The name has different explainations, and one might be as good as the others.

Karen Prestgard who lived here and was with and ran a school for weaving, said simply that Kruke means; where it grows nice grains and corn in this sense is barley.

Ivar Kleiven, village historian from Vågå, says that it is because the river in the old days made a hook when it changed direction.

Kleiven has another explanation; Kruk is the lower sheaf on kornstauren, when drying grain by attaching one by one sheaf superimposed on a pole.

Oluf Rygh, name specialist believes that Kruk is room to store inside your fist when you put your fingers over the cavity.
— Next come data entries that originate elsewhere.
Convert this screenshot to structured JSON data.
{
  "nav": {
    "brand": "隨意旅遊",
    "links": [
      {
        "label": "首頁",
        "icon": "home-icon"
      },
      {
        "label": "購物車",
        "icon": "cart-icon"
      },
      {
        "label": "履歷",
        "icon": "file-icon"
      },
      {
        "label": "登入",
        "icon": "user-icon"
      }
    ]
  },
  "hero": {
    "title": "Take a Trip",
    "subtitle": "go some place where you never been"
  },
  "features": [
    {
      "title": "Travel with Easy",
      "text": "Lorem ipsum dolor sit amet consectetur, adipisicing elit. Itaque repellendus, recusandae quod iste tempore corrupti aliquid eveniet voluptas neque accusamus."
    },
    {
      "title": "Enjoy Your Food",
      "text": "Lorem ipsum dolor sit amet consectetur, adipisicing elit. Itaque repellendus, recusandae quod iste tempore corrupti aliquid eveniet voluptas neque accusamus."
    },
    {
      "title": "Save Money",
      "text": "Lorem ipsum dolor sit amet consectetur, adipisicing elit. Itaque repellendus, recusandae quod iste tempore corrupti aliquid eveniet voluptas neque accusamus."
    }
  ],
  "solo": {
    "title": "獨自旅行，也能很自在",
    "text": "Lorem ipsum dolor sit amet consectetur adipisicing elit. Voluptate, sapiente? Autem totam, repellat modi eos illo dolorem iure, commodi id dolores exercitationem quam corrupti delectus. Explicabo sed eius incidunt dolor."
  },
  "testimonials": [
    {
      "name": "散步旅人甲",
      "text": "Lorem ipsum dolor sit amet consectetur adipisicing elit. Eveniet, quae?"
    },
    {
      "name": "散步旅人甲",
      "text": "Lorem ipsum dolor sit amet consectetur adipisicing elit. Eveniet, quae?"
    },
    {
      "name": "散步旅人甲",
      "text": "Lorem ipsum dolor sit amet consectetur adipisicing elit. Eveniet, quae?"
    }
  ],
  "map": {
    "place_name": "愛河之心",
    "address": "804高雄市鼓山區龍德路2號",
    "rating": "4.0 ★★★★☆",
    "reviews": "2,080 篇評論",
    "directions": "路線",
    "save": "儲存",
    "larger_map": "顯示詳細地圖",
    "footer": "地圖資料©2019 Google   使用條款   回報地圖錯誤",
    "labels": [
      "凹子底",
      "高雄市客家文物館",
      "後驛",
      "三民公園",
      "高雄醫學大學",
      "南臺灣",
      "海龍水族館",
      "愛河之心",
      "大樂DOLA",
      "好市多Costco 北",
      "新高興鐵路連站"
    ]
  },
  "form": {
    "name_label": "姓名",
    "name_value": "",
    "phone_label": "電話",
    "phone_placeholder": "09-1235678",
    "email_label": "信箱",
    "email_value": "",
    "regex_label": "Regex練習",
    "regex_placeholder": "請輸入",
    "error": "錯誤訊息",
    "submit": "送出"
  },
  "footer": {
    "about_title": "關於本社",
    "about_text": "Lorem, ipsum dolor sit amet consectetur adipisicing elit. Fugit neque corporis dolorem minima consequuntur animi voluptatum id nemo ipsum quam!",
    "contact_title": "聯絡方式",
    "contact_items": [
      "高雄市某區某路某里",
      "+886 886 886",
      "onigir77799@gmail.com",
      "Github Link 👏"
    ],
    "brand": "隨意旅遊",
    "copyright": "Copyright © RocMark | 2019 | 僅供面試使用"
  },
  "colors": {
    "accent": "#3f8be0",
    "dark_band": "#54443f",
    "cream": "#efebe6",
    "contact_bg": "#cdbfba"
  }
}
Ivar Teigum, book author, looks at Kruk placement in the farm row right in the middle of Heidal on a bounded terrace on the gentle terrain. Forms of the noun "hook" found in several Germanic languages. English has the word "to crouch" a form of the verb in Saxon and Swiss means something for low crops. So it is possible to perceive the name "Kruke" as a dative form, "a Kruke" of a common Germanic basic word. Kruke could also be the terrace where gard core lies or word could point to low-growing plants that were common in the area in the early stages of overgrazing. In the central rural area in Heidal is Kruke the only farm with unstitched nature name. When placing Ivar Teigum Kruke to be from the early Iron Age. The area is called Kvebakken may indicate that animals were trapped in the "corral" nighttime to protect against predators.
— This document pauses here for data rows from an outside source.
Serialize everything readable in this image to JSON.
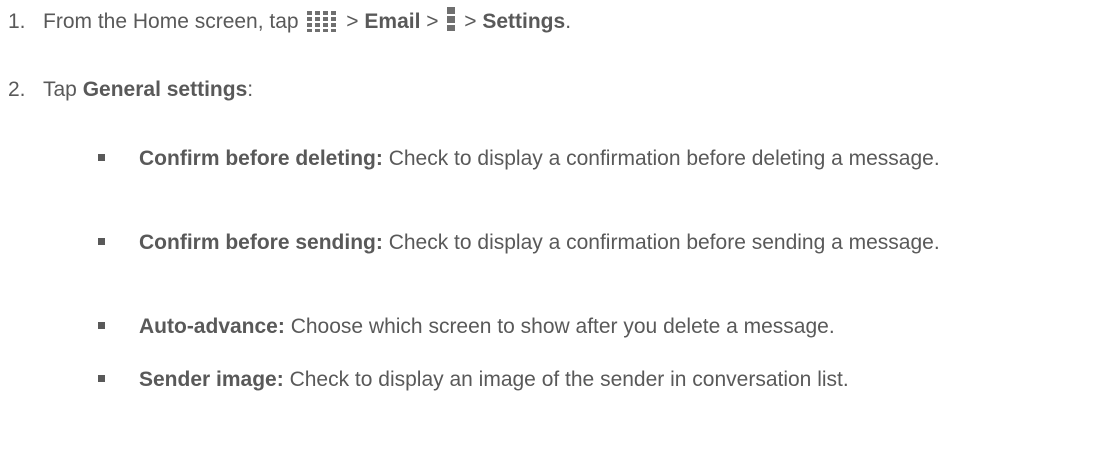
{
  "steps": [
    {
      "number": "1.",
      "prefix": "From the Home screen, tap",
      "sep1": ">",
      "email": "Email",
      "sep2": ">",
      "sep3": ">",
      "settings": "Settings",
      "end": ".",
      "icons": [
        "apps-grid-icon",
        "menu-icon"
      ]
    },
    {
      "number": "2.",
      "prefix": "Tap",
      "bold": "General settings",
      "suffix": ":"
    }
  ],
  "bullets": [
    {
      "term": "Confirm before deleting:",
      "desc": "Check to display a confirmation before deleting a message."
    },
    {
      "term": "Confirm before sending:",
      "desc": "Check to display a confirmation before sending a message."
    },
    {
      "term": "Auto-advance:",
      "desc": "Choose which screen to show after you delete a message."
    },
    {
      "term": "Sender image:",
      "desc": "Check to display an image of the sender in conversation list."
    }
  ],
  "colors": {
    "text": "#595959",
    "background": "#ffffff"
  }
}
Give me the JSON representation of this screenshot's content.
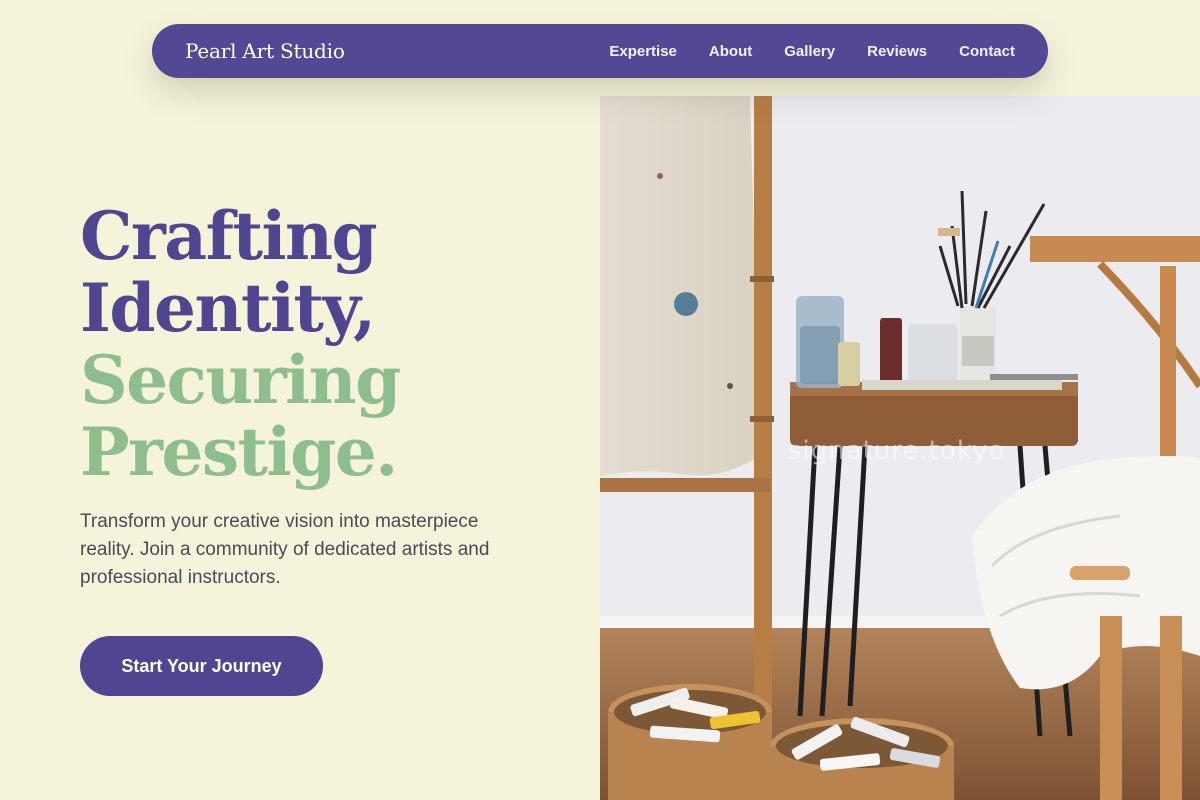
{
  "nav": {
    "brand": "Pearl Art Studio",
    "links": [
      "Expertise",
      "About",
      "Gallery",
      "Reviews",
      "Contact"
    ]
  },
  "hero": {
    "headline": [
      "Crafting",
      "Identity,",
      "Securing",
      "Prestige."
    ],
    "subtitle": "Transform your creative vision into masterpiece reality. Join a community of dedicated artists and professional instructors.",
    "cta_label": "Start Your Journey",
    "image_watermark": "signature.tokyo"
  },
  "colors": {
    "background": "#f5f4da",
    "primary": "#524893",
    "accent_green": "#8fbe8e",
    "body_text": "#4a4a58"
  }
}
There are still unsolved mysteries of some of the names of places on the farm. Why the name "Husdalen", which is used in the area at the top of the field?         Could it be that someone has found the remains of older settlements? It was also odd placed rocks below what is called "Storåkeren", or the Great Field, of which one is not found explanation.         That's how you still can wonder how it was before.